Two hundred years ago, the United States was mobilizing for conflict. The country had formally declared war for the first time in its history, against Great Britain. Hostilities would last for three years and claim around 20,000 lives on both sides.
Today, the War of 1812 is not well-remembered. Most people can’t explain its origins (a trade war that was an outgrowth of the ongoing conflict between the British Empire and Napoleonic France), its objectives (the United States sought to conquer Canada and failed) or its conclusion (a stalemate in which both sides gave up). The war’s most noted battle, which took place near New Orleans, occurred in January 1815, after the peace treaty had been signed. It was a significant U.S. victory, commanded by future president Gen. Andrew Jackson, and in that war, the wins were too few to be forgotten.

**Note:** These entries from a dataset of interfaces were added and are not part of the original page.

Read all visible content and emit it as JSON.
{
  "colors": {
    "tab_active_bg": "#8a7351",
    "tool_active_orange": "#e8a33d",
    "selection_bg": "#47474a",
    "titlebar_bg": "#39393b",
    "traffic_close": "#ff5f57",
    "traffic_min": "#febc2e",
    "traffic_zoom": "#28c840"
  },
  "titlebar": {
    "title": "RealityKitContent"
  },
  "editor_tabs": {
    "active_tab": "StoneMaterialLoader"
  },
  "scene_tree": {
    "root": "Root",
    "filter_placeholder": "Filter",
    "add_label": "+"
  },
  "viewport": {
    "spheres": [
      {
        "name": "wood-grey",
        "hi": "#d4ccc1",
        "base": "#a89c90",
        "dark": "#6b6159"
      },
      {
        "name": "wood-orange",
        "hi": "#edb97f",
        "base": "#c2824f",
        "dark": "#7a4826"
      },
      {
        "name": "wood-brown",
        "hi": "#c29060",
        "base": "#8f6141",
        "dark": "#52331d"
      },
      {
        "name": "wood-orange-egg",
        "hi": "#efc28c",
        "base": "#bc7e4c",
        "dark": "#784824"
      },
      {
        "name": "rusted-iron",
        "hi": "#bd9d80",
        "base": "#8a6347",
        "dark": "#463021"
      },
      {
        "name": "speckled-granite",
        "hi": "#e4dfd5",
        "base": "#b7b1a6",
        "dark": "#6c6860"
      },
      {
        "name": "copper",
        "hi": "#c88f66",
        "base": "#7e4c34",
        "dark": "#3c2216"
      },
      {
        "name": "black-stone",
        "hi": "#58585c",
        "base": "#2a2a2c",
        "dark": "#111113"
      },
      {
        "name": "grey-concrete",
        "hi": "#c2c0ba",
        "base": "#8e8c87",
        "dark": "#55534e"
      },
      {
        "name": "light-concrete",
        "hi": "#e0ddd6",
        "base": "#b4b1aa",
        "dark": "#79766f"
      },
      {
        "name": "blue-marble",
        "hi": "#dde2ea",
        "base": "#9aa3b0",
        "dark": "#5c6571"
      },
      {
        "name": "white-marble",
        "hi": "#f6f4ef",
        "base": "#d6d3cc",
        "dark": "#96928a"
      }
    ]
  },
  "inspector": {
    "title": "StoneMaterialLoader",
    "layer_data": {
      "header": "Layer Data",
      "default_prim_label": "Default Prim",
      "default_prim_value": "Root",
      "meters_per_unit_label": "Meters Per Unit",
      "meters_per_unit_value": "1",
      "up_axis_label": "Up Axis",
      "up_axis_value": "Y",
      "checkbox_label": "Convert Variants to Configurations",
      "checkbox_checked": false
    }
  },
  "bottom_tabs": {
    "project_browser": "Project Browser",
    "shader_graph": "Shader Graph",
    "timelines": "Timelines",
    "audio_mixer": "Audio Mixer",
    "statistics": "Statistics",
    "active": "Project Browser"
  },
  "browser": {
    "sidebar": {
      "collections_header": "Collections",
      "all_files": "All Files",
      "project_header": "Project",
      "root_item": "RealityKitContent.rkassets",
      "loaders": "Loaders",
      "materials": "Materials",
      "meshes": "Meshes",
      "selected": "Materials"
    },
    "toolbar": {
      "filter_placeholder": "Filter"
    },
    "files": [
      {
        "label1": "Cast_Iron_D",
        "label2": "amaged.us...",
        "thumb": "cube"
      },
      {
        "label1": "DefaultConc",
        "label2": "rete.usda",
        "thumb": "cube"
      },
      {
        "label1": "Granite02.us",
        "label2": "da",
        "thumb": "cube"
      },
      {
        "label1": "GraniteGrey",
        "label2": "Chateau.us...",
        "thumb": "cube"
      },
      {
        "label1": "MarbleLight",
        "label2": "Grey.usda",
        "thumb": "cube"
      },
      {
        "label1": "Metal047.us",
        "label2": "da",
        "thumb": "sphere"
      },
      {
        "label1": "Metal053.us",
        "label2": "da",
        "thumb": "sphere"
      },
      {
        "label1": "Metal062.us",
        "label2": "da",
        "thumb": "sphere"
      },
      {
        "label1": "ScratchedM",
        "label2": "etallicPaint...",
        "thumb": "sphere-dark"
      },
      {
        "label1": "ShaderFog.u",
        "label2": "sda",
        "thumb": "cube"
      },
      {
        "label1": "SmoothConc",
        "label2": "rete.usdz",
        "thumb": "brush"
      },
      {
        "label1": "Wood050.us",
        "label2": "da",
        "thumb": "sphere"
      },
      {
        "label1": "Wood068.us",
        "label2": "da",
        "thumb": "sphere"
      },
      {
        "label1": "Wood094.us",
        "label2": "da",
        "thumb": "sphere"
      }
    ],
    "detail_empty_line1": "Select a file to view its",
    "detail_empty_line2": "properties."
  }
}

The public was closely divided on the conflict. Many New Englanders thought America should go to war with France instead. Daniel Webster spoke out against the war on July 4, 1812, at a speech in Portsmouth, N.H. Reflecting on the 36th anniversary of the Declaration of Independence, he said, “It is in the power of every generation to make themselves, in some degree, partakers in the deeds, and in the fame of their ancestors, by adopting their principles, and studying their examples.” He noted that when studying the life and works of the greats of the past, “the heart, as well as the understanding, feels the connection.” In so doing, people discover they are “part of the great chain of existence … binding the present to the past, and even to the future.”
Webster evoked the spirit of the founders when he envisioned future conflicts in which free people were again called on to defend their liberty against long odds. “They cannot perish better,” he said, “than standing between their country and the embraces of a ferocious Tyranny, hated of man, and accursed of God.”
The most durable product of the War of 1812 commemorated the type of desperate stand to which Webster alluded. Washington, D.C., lawyer Francis Scott Key jotted down the draft of what became the national anthem while watching the bombardment of Fort McHenry in Baltimore Harbor on Sept. 13 and 14, 1814. Three weeks earlier, British forces had burned Washington, and it appeared the invasion fleet could not be stopped - but the force of the assault broke on Fort McHenry. By the “rocket’s red glare,” Key saw “proof through the night” that the “Star-Spangled Banner” still waved and that the fort had held. Their commander having been killed and their position tenuous, the British naval and land forces withdrew, to next make landfall at New Orleans.
America’s defenders, as Webster had presaged two years earlier, couldn’t have perished better than in that hard-fought battle. But they lived, and America again won its freedom.
The Washington Times
Copyright © 2016 The Washington Times, LLC.